Rumours that petrol kiosks will be closed for 4 days and that fuel prices will go up by another RM1 effective today caused panic among thousands of motorists who rushed and thronged stations in most parts of the State to fill up their tanks, yesterday. Many streets in Kota Kinabalu City and other towns in the State which lead to petrol stations were a virtual standstill as attendants at jammed and crowded stations feverishly tried to ease the situation as incessant number of other motorists awaited their turns. Queues started appearing at about 1pm and by 4pm, there were massive jams stretching up to three kilometres in several areas. A check by The Borneo Post at the Jalan Sulaman Shell Kiosk saw petrol attendants busily controlling traffic under the scorching sun. A cashier at the same station said the crowd started getting bigger at around 2pm and that many vehicle owners had enquired whether there was any truth in the rumour that there would be another fuel prices hike and stations owners were stopping their business for several days as a sign of protest as their commissions have not been raised. The cashier however replied that they had heard nothing about it from their managers and were surprised with the long queues as well. Motorists however insisted that petrol stations would not be in operation starting yesterday. “My boss instructed me to fill up the tank of his van. He told me that petrol stations will stop selling petrol for three days,” said Peter Lim, while another motorist who was standing close by said he received a short text message from a friend to say that stations will be closed for five days. Several others claimed that they received SMS and calls saying that the fuel rates would go up by another Ringgit from midnight. “I rushed here to get petrol because I was told that the price is going up again,” said Stephanie Laura, who works as a clerk.
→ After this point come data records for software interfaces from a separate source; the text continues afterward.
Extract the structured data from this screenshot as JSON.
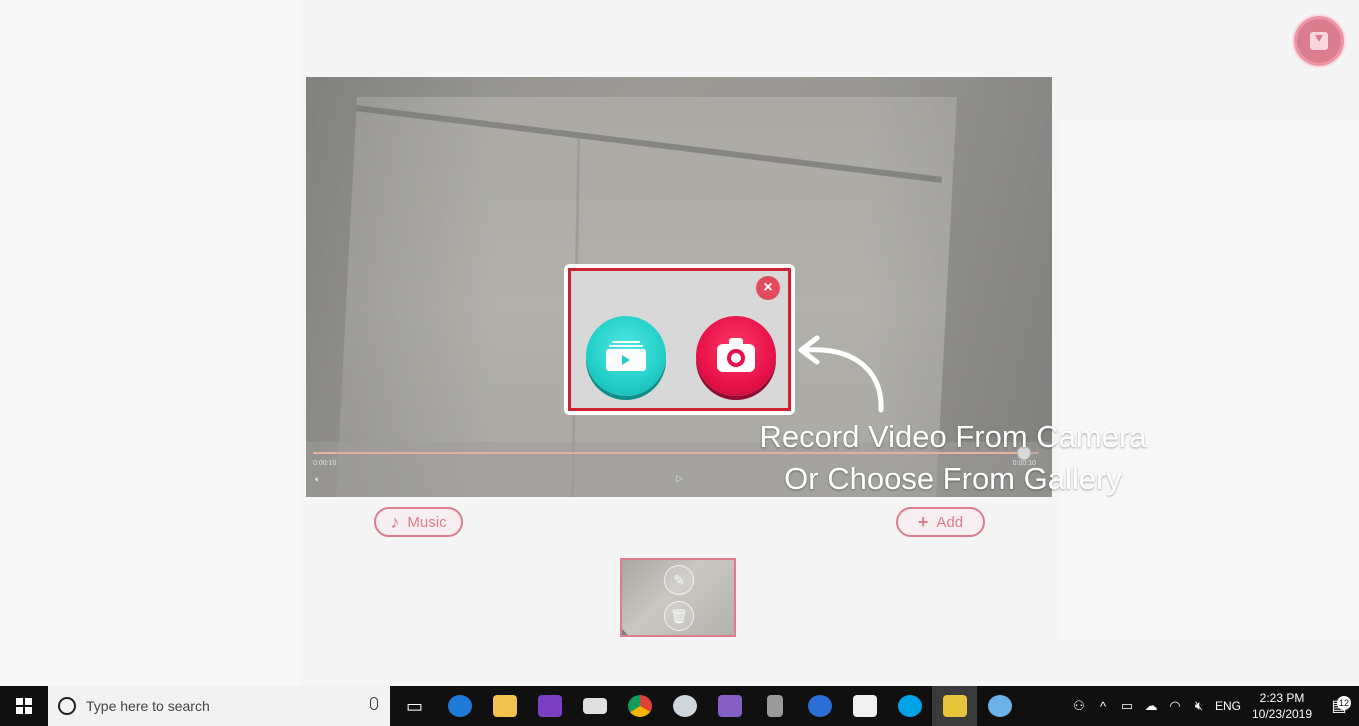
{
  "colors": {
    "accent": "#c3203f",
    "dialog_border": "#d1202f",
    "gallery": "#22cfc8",
    "camera": "#e8114a"
  },
  "toolbar": {
    "export_icon": "export-download-icon"
  },
  "player": {
    "current_time": "0:00:10",
    "end_time": "0:00:10",
    "progress_fraction": 0.98
  },
  "buttons": {
    "music_label": "Music",
    "music_icon": "♪",
    "add_label": "Add",
    "add_icon": "+"
  },
  "thumbnail": {
    "edit_icon": "edit-icon",
    "delete_icon": "trash-icon"
  },
  "dialog": {
    "close_icon": "×",
    "gallery_icon": "gallery-video-icon",
    "camera_icon": "camera-icon"
  },
  "hint": {
    "line1": "Record Video From Camera",
    "line2": "Or Choose From Gallery"
  },
  "taskbar": {
    "search_placeholder": "Type here to search",
    "tray_lang": "ENG",
    "clock_time": "2:23 PM",
    "clock_date": "10/23/2019",
    "notification_count": "12"
  }
}
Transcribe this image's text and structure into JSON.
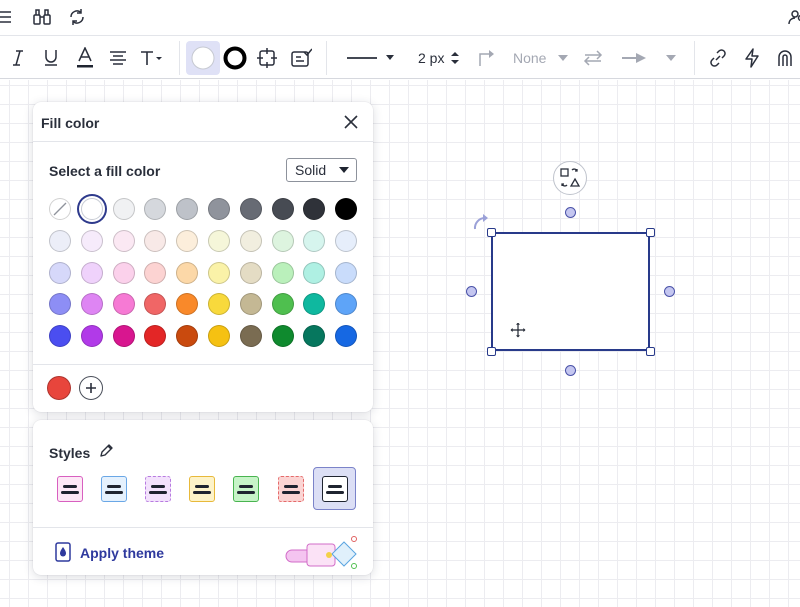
{
  "colors": {
    "accent": "#2f3a9e",
    "shape_border": "#283a8a",
    "custom_color": "#e8453c"
  },
  "topbar": {
    "icons": [
      "menu-icon",
      "binoculars-icon",
      "refresh-icon",
      "users-icon"
    ]
  },
  "toolbar": {
    "line_width_value": "2 px",
    "line_end_value": "None",
    "icons": [
      "italic-icon",
      "underline-icon",
      "text-color-icon",
      "align-center-icon",
      "text-style-icon",
      "fill-color-icon",
      "border-color-icon",
      "crop-icon",
      "checklist-icon",
      "line-style-icon",
      "connector-icon",
      "swap-icon",
      "arrow-end-icon",
      "link-icon",
      "lightning-icon",
      "magnet-icon"
    ]
  },
  "fill_panel": {
    "title": "Fill color",
    "select_label": "Select a fill color",
    "mode_value": "Solid",
    "palette": [
      [
        "none",
        "#ffffff",
        "#f0f1f3",
        "#d5d8dd",
        "#bec2c9",
        "#8f939c",
        "#676b74",
        "#474b53",
        "#2f3239",
        "#000000"
      ],
      [
        "#eceef8",
        "#f6ebfb",
        "#fbe8f3",
        "#f8e9e7",
        "#fceedb",
        "#f5f6d9",
        "#f1eedf",
        "#ddf4df",
        "#d6f5ee",
        "#e6eefb"
      ],
      [
        "#d6d8fa",
        "#efd2fb",
        "#fbd1eb",
        "#fcd3d2",
        "#fcd8a8",
        "#faf2a8",
        "#e4dcc4",
        "#baf0bb",
        "#aff0e3",
        "#c9dcfb"
      ],
      [
        "#8d8ef5",
        "#de85f3",
        "#f67ad4",
        "#f06666",
        "#f9892a",
        "#f8d93c",
        "#c4b894",
        "#4fbf4f",
        "#0fb89f",
        "#5ea4f8"
      ],
      [
        "#4b4ef0",
        "#b13ae8",
        "#d8168f",
        "#e32626",
        "#c94a0e",
        "#f5c112",
        "#7a6c52",
        "#0f8a2e",
        "#06775e",
        "#1668e3"
      ]
    ],
    "custom_colors": [
      "#e8453c"
    ]
  },
  "styles_panel": {
    "title": "Styles",
    "apply_theme_label": "Apply theme",
    "styles": [
      {
        "name": "pink",
        "bg": "#fde8f6",
        "border": "#d85fc0"
      },
      {
        "name": "blue",
        "bg": "#e5f1fd",
        "border": "#6aa7e6"
      },
      {
        "name": "purple-dashed",
        "bg": "#f3e2fc",
        "border": "#b77be0"
      },
      {
        "name": "yellow",
        "bg": "#fdf3c9",
        "border": "#e8b93a"
      },
      {
        "name": "green",
        "bg": "#c7f4c8",
        "border": "#49b450"
      },
      {
        "name": "red-dashed",
        "bg": "#fbd4d3",
        "border": "#e46a6a"
      },
      {
        "name": "outline",
        "bg": "#ffffff",
        "border": "#1f2430"
      }
    ]
  }
}
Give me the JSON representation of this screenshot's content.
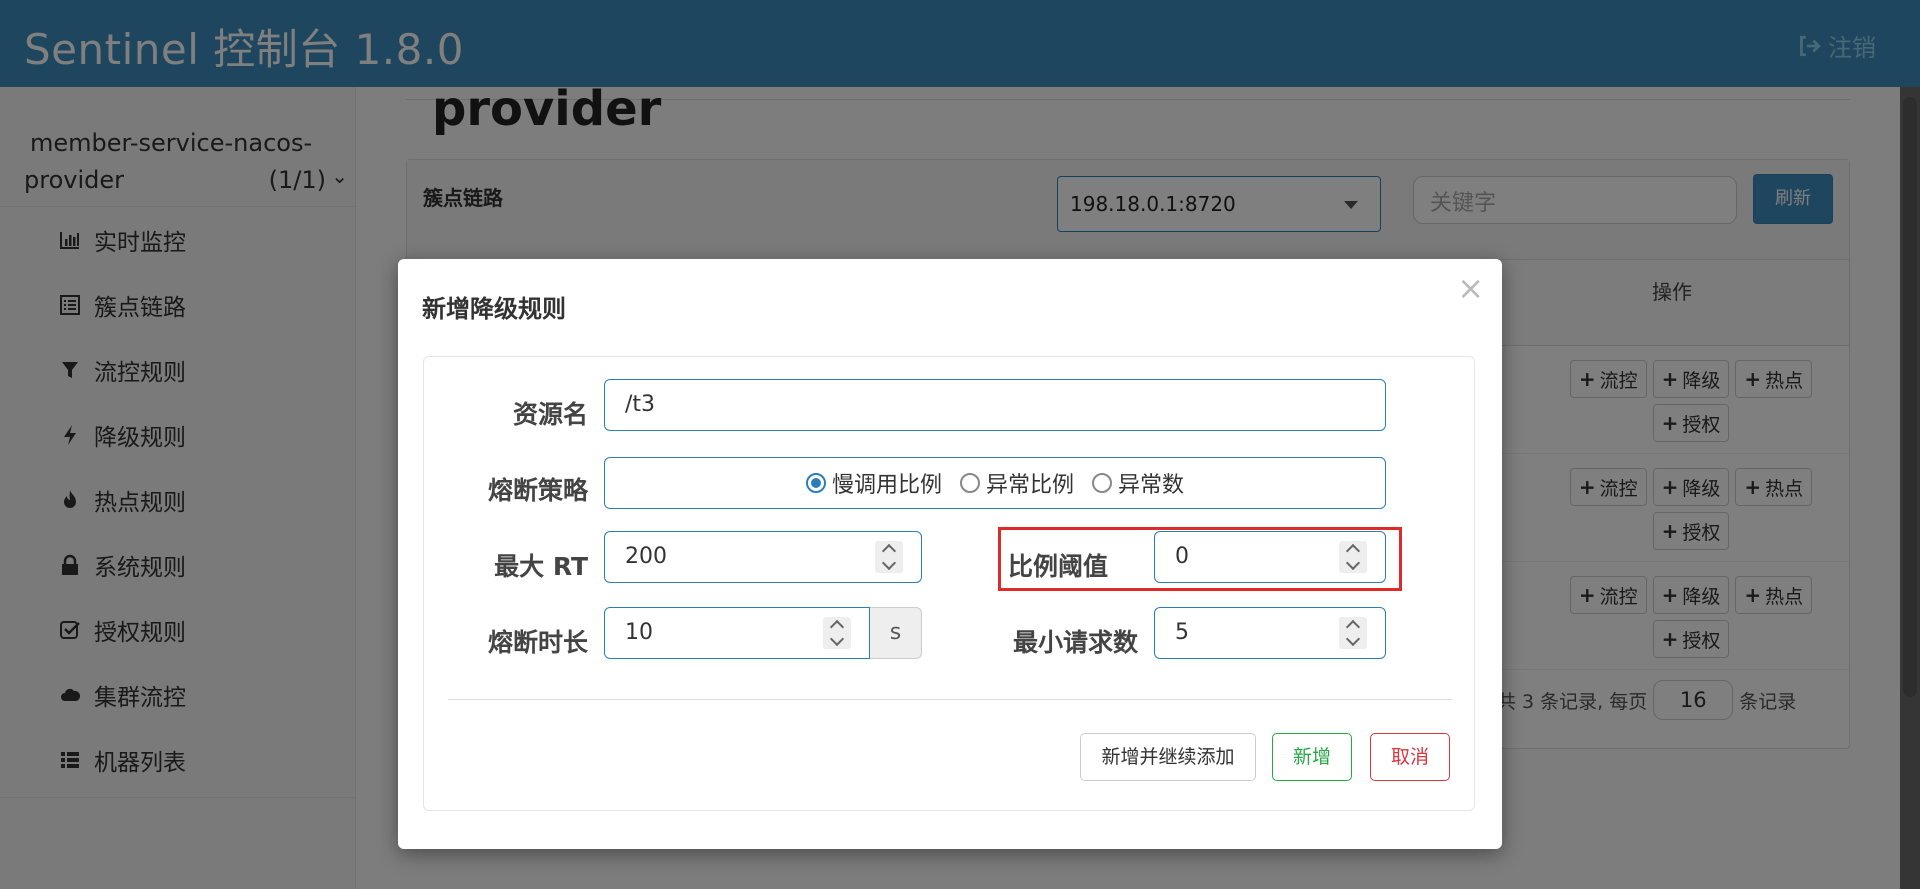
{
  "header": {
    "brand": "Sentinel 控制台 1.8.0",
    "logout_label": "注销",
    "color": "#3c8dbc"
  },
  "sidebar": {
    "app_name_line1": "member-service-nacos-",
    "app_name_line2": "provider",
    "app_count": "(1/1)",
    "items": [
      {
        "label": "实时监控",
        "icon": "bar-chart-icon"
      },
      {
        "label": "簇点链路",
        "icon": "list-icon"
      },
      {
        "label": "流控规则",
        "icon": "filter-icon"
      },
      {
        "label": "降级规则",
        "icon": "flash-icon"
      },
      {
        "label": "热点规则",
        "icon": "fire-icon"
      },
      {
        "label": "系统规则",
        "icon": "lock-icon"
      },
      {
        "label": "授权规则",
        "icon": "check-square-icon"
      },
      {
        "label": "集群流控",
        "icon": "cloud-icon"
      },
      {
        "label": "机器列表",
        "icon": "th-list-icon"
      }
    ]
  },
  "main": {
    "page_title": "provider",
    "panel_title": "簇点链路",
    "ip_select": "198.18.0.1:8720",
    "keyword_placeholder": "关键字",
    "refresh_label": "刷新",
    "op_header": "操作",
    "row_actions": [
      "流控",
      "降级",
      "热点",
      "授权"
    ],
    "pager_prefix": "共 3 条记录, 每页",
    "page_size": "16",
    "pager_suffix": "条记录"
  },
  "modal": {
    "title": "新增降级规则",
    "close": "×",
    "resource_label": "资源名",
    "resource_value": "/t3",
    "strategy_label": "熔断策略",
    "strategy_options": [
      "慢调用比例",
      "异常比例",
      "异常数"
    ],
    "strategy_selected": "慢调用比例",
    "max_rt_label": "最大 RT",
    "max_rt_value": "200",
    "ratio_label": "比例阈值",
    "ratio_value": "0",
    "duration_label": "熔断时长",
    "duration_value": "10",
    "duration_unit": "s",
    "min_requests_label": "最小请求数",
    "min_requests_value": "5",
    "btn_continue": "新增并继续添加",
    "btn_add": "新增",
    "btn_cancel": "取消"
  }
}
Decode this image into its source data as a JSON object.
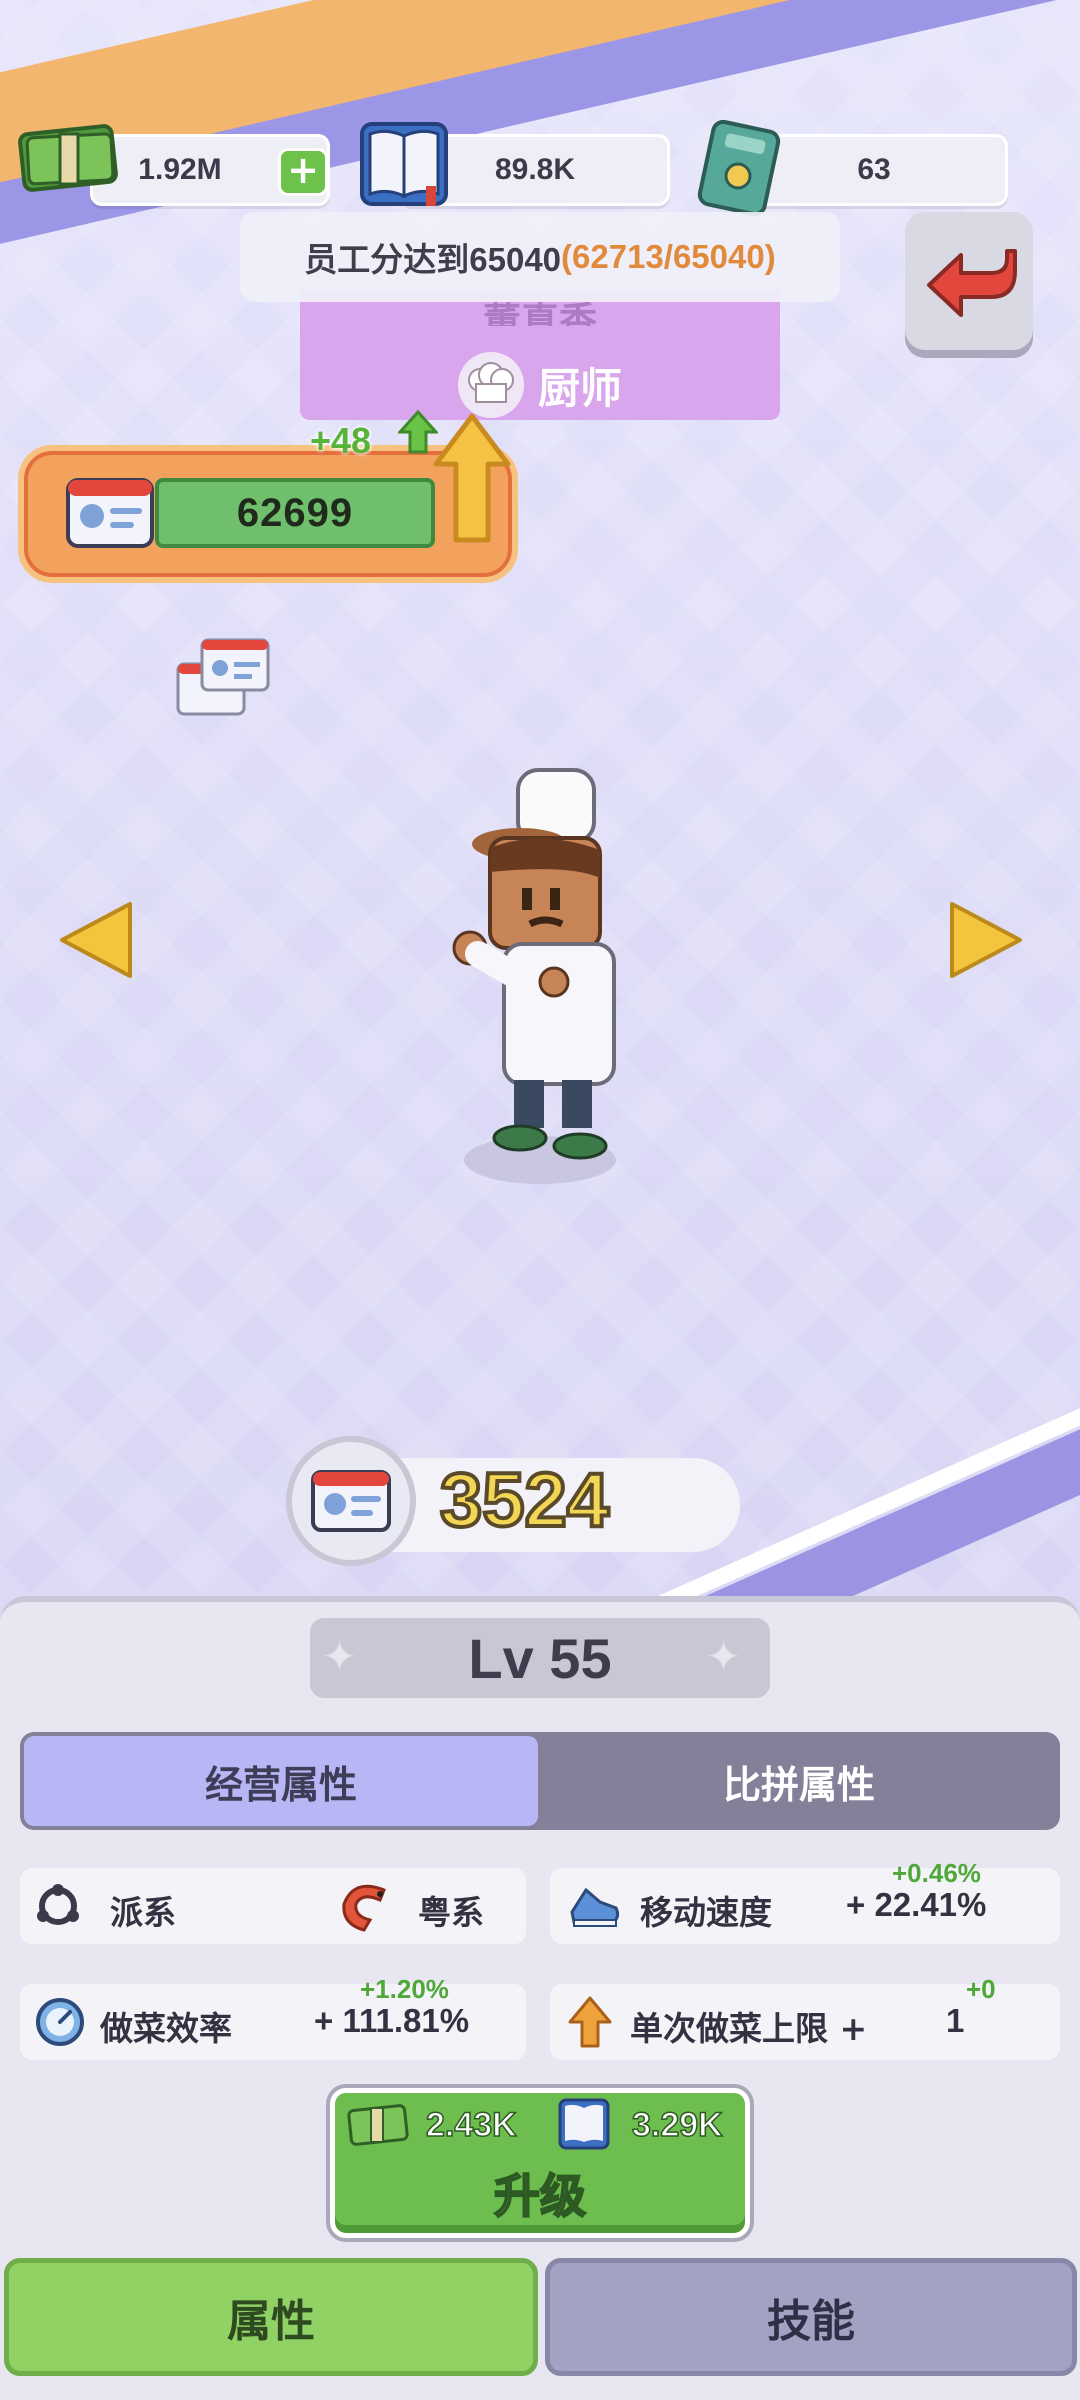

When told that it was just a rumour, she said she decided to fill up her tank anyway because she did not want to take the risk of having to pay more if rates were to really go up. A teacher, Marianne, in her 50s, said she did not receive any information but had queued up anyway because she was running out of petrol. Concerned motorists from Keningau, Tawau and Sandakan called The Borneo Post Offices throughout the State, seeking to clarify the rumour. “I saw a long queue at the petrol station here. Is the fuel price going up again?” asked Emmy Jane, a housewife from Keningau. At the Esso station in the City, some motorists even filled up plastic containers with petrol to avoid from being stranded just in case the fuel ran out due to the massive jams. Another who called The Borneo Post over the chaotic situation was Joanna Kitingan who said: “Consumers should not panic and they should all just avoid buying petrol for a day. “We won’t die ... and petrol stations don’t make any sale from us, they would have no income for a day too. If they want to go on strike, fine, let them as the Government would revoke their permits.” Joanna also said consumers should protest and if they ran out of fuel and could not get to work, the Government would be forced to reduce fuel prices. “This is all a farce, so only the rich get richer and the poor get poorer by being forced to pay more for fuel,” Joanna added. Sabah Petroleum Dealers Association President Charles Soong said he had no idea how the rumour started and was concerned about what was happening. “All we have done is to stop allowing the use of credit cards at the hundred plus petrol stations under our umbrella, in line with the national Petroleum Dealers Association’s directive. “The national association is asking the Government to meet a few more requirements, including raising our commissions to an acceptable level and if that demand is not met, we plan to not sell fuel for eight hours tomorrow (June 26). But so far, I am sure that this eight hour protest will not materialise as the Government is concerned about what is happening and is expected to listen to our plight,” Soong said. He said he first heard about the rumour at 12 noon and had advised motorists not to believe in them, but many had gone ahead to queue up and fill their tanks. In an immediate response, Shell Malaysia Corporate Affairs and Government Relations Head for Sabah and Labuan, Datin Lucy Irene Yong, said there was no truth to the rumours. “Shell would like to assure all our customers that there is no truth to the rumours. Shell retail outlets nationwide were continuing the normal operational hours. It is business as usual,” she said in a statement. The Consumers Association of Sabah and Labuan (CASH) yesterday advised motorists not to panic as it was just a rumour. “We received a lot of calls and SMSes from concerned motorists prompting us to check with the Domestic Trade and Consumer Affairs Ministry here. Their officer had informed us that they were aware of the rumour and had ordered their enforcement officers to go down to the kiosks to investigate. “The Ministry had also sent these officers to order all petrol stations to operate as usual. Fuel is a controlled item, therefore any riot or boycott as rumoured now is prohibited, and legal action can be taken against them if they continue with the plan to stage protests,” said Hashima Hasbullah Yahya, CASH Secretary-General, in a statement. CASH urged the public to lodge a complaint with the Ministry or CASH office if they find any petrol station that closes their operation in a show of boycott. “We have also lodged a police report at the City Police Headquarters in Karamunsing to trace down the source of the rumour ... it was such a chaos,” said Hashima.